“Standing on a wobble board—one exercise promoted for improving dyslexia that isn’t supported by the evidence—is not going to improve a child’s reading skills. Such treatments are a waste money and take away from other treatment approaches that entail structured intervention for reading difficulties, involving the learning of phonologic and orthographic processing.”

In the long run, these researchers believe the findings can be used to refine models of dyslexia and to assist parents of struggling readers to make informed decisions about which treatment programs to pursue.

More information about dyslexia is available from the International Dyslexia Association or from Understood.org.

Paul Katula is the executive editor of the Voxitatis Research Foundation, which publishes this blog. For more information, see the About page.

Recent posts

Voxitatis congratulates the COVID Class of 2020

2020 is unique and, for high school graduates, different from anything they've seen. Proms, spring sports, & many graduation ceremonies are cancelled. Time for something new.

Vertical addition (m3.nbt.2) math practice

3rd grade, numbers and operations in base 10, 2, 3-digit vertical addition practice problem

Rubber ducks (m3.oa.1) math practice

3rd grade, operational and algebraic thinking, 1, rubber ducky modeling practice problem

Distance learning begins as Covid-19 thrives

What we learn during & from coronavirus, a challenging & imminent crisis, will provide insights into so many aspects of our lives.

Calif. h.s. choir sings with social distancing

Performances with the assistance of technology can spread inspiration across the globe even as the coronavirus spreads illness and disease.

Families plan to stay healthy during closures

Although schools are doing what they can to keep students learning and healthy during the coronavirus outbreak, that duty now shifts to parents.

Illinois temporarily closes all schools

IL schools will be closed on Tuesday, March 17, through at least March 30. Schools in 18 states are now closed due to coronavirus.

Coronavirus closures & cancellations

Many schools are closed and sports tournaments cancelled across America during what the president called a national emergency: coronavirus.

Coronavirus closes schools in Seattle

The coronavirus pandemic has caused colleges to cancel classes, and now Seattle Public Schools became the nation's first large district to cancel classes due to the virus.

Most detailed images ever of the sun

A new telescope at the National Solar Observatory snapped the most detailed pictures of the sun's surface we have ever seen.

Feds boost Bay funding
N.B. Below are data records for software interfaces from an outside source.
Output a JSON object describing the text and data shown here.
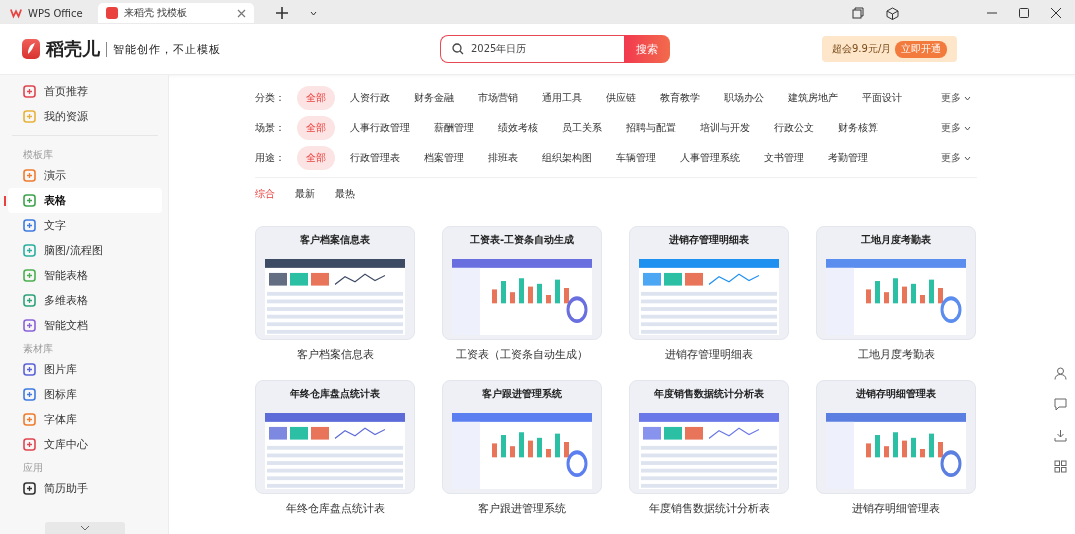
{
  "tabs": [
    {
      "label": "WPS Office",
      "selected": false
    },
    {
      "label": "来稻壳 找模板",
      "selected": true
    }
  ],
  "header": {
    "logo": "稻壳儿",
    "slogan": "智能创作，不止模板",
    "search": {
      "value": "2025年日历"
    },
    "search_button": "搜索",
    "promo": "超会9.9元/月",
    "promo_button": "立即开通"
  },
  "sidebar": {
    "sections": [
      {
        "items": [
          {
            "label": "首页推荐",
            "selected": false
          },
          {
            "label": "我的资源",
            "selected": false
          }
        ]
      },
      {
        "title": "模板库",
        "items": [
          {
            "label": "演示",
            "selected": false
          },
          {
            "label": "表格",
            "selected": true
          },
          {
            "label": "文字",
            "selected": false
          },
          {
            "label": "脑图/流程图",
            "selected": false
          },
          {
            "label": "智能表格",
            "selected": false
          },
          {
            "label": "多维表格",
            "selected": false
          },
          {
            "label": "智能文档",
            "selected": false
          }
        ]
      },
      {
        "title": "素材库",
        "items": [
          {
            "label": "图片库",
            "selected": false
          },
          {
            "label": "图标库",
            "selected": false
          },
          {
            "label": "字体库",
            "selected": false
          },
          {
            "label": "文库中心",
            "selected": false
          }
        ]
      },
      {
        "title": "应用",
        "items": [
          {
            "label": "简历助手",
            "selected": false
          }
        ]
      }
    ]
  },
  "filters": [
    {
      "label": "分类：",
      "more": "更多",
      "options": [
        {
          "label": "全部",
          "selected": true
        },
        {
          "label": "人资行政",
          "selected": false
        },
        {
          "label": "财务金融",
          "selected": false
        },
        {
          "label": "市场营销",
          "selected": false
        },
        {
          "label": "通用工具",
          "selected": false
        },
        {
          "label": "供应链",
          "selected": false
        },
        {
          "label": "教育教学",
          "selected": false
        },
        {
          "label": "职场办公",
          "selected": false
        },
        {
          "label": "建筑房地产",
          "selected": false
        },
        {
          "label": "平面设计",
          "selected": false
        }
      ]
    },
    {
      "label": "场景：",
      "more": "更多",
      "options": [
        {
          "label": "全部",
          "selected": true
        },
        {
          "label": "人事行政管理",
          "selected": false
        },
        {
          "label": "薪酬管理",
          "selected": false
        },
        {
          "label": "绩效考核",
          "selected": false
        },
        {
          "label": "员工关系",
          "selected": false
        },
        {
          "label": "招聘与配置",
          "selected": false
        },
        {
          "label": "培训与开发",
          "selected": false
        },
        {
          "label": "行政公文",
          "selected": false
        },
        {
          "label": "财务核算",
          "selected": false
        }
      ]
    },
    {
      "label": "用途：",
      "more": "更多",
      "options": [
        {
          "label": "全部",
          "selected": true
        },
        {
          "label": "行政管理表",
          "selected": false
        },
        {
          "label": "档案管理",
          "selected": false
        },
        {
          "label": "排班表",
          "selected": false
        },
        {
          "label": "组织架构图",
          "selected": false
        },
        {
          "label": "车辆管理",
          "selected": false
        },
        {
          "label": "人事管理系统",
          "selected": false
        },
        {
          "label": "文书管理",
          "selected": false
        },
        {
          "label": "考勤管理",
          "selected": false
        }
      ]
    }
  ],
  "sort": [
    {
      "label": "综合",
      "selected": true
    },
    {
      "label": "最新",
      "selected": false
    },
    {
      "label": "最热",
      "selected": false
    }
  ],
  "cards": [
    {
      "thumb_title": "客户档案信息表",
      "caption": "客户档案信息表"
    },
    {
      "thumb_title": "工资表-工资条自动生成",
      "caption": "工资表（工资条自动生成）"
    },
    {
      "thumb_title": "进销存管理明细表",
      "caption": "进销存管理明细表"
    },
    {
      "thumb_title": "工地月度考勤表",
      "caption": "工地月度考勤表"
    },
    {
      "thumb_title": "年终仓库盘点统计表",
      "caption": "年终仓库盘点统计表"
    },
    {
      "thumb_title": "客户跟进管理系统",
      "caption": "客户跟进管理系统"
    },
    {
      "thumb_title": "年度销售数据统计分析表",
      "caption": "年度销售数据统计分析表"
    },
    {
      "thumb_title": "进销存明细管理表",
      "caption": "进销存明细管理表"
    }
  ]
}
Restoration efforts in the Chesapeake Bay watershed received a boost in federal funding in the budget Congress passed last month.

LEAVE A REPLY

Please enter your comment!
Please enter your name here

This site uses Akismet to reduce spam. Learn how your comment data is processed.